Furniture burned surprisingly well; the dining room chairs were enough for Elliot to keep the feeling in his fingers, but the snap of the blaze and the stink of burning varnish wasn’t enough to keep gloomy thoughts at bay.

“Village’s 20 miles away,” Elliot said. “Never make it in the snow. Dammit, it’s their fault for pushing me out here. How’s anyone supposed to get anything written with committees and classes and all that college everywhere?”

The fire crackled in response; Elliot took this as agreement. “It’s bad enough that the place is full of professional vultures,” he said. “Grading papers five days a week and writing criticism the other two. If someone thinks they can tell Baudrillard he isn’t Marxist enough, they won’t show any mercy to me. No, it’s just more paper to shred, more writing to pick into its component pieces like a fetal pig on a dissection table.”

Ashes glowed and cinders churned; sparks worked their way up the chimney. “They’re afraid,” Elliot said. “they can’t produce anymore; they gave it up. Who wants to write when you can’t help but see all the petty biases and assumption that color it all? As if the endless stuffy papers they churn out are any better. They’ve forgotten how to produce, and they’re scared of anyone who still can.”

He pounded his fist on the cold wooden floor. “I’ll show them. They think they can doom me to obscurity, driving me out into the snow to die. I’ll show those dusty old fossils in the department what a real writer can do.”

More chairs went onto the fire in the following hours, and then the table, broken into pieces with a hammer. The bedframe was next, then the bookshelves and cupboard doors. All the while, Elliot scribbled furiously on his pad, stopping only to tear sheets out.

Finally, Dr. Harline’s books went into the blaze. “Screw the feminist reading of Crime and Punishment,” Elliot said, hefting the volume onto the ashes. “Let’s hear the arsonist reading. The Nazi reading. The this-is-why-they-don’t-allow-smoking-in-the-building reading.” The paper burned bright and fast, but before long, the embers were dying.
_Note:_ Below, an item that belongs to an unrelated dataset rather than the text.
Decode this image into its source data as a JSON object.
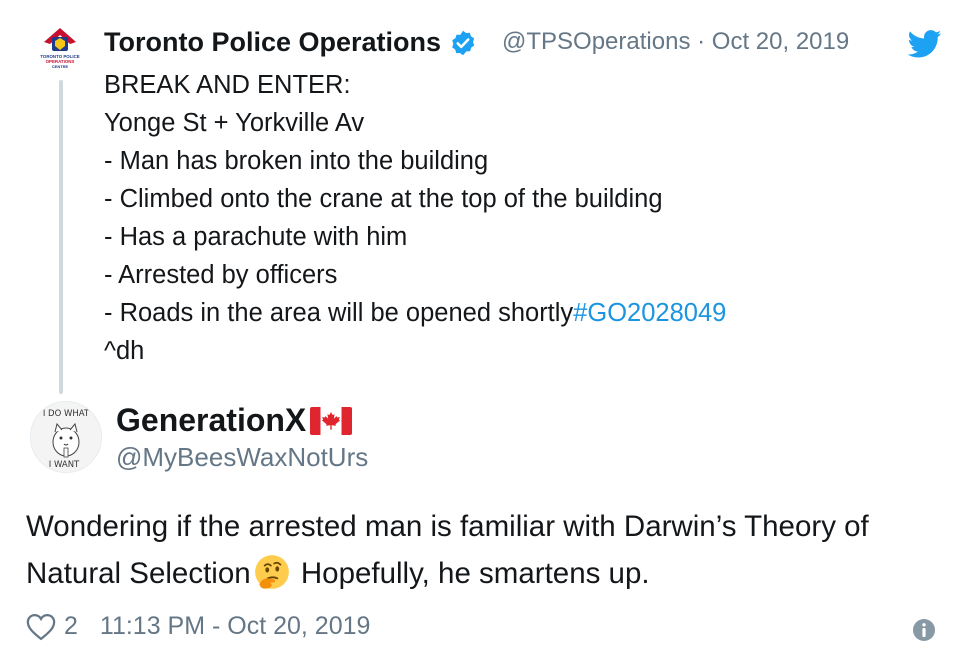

Things became fuzzy after that. Elliot had a vague recollection of more items offered up to Vulcan for heat, endless spirals of cursive writing snaking across notebook pages, and hoarse shouting and recriminations. The very existence of the Osborn University English department, the publishing industry, and readers at large were questioned in front of a rapt audience of dying coals. Everyone who had kept Elliot’s brilliant prose from attracting the praise it deserved was tried in the cinder court, convicted of obstructionism, and sentenced to hang in the air as frozen breaths.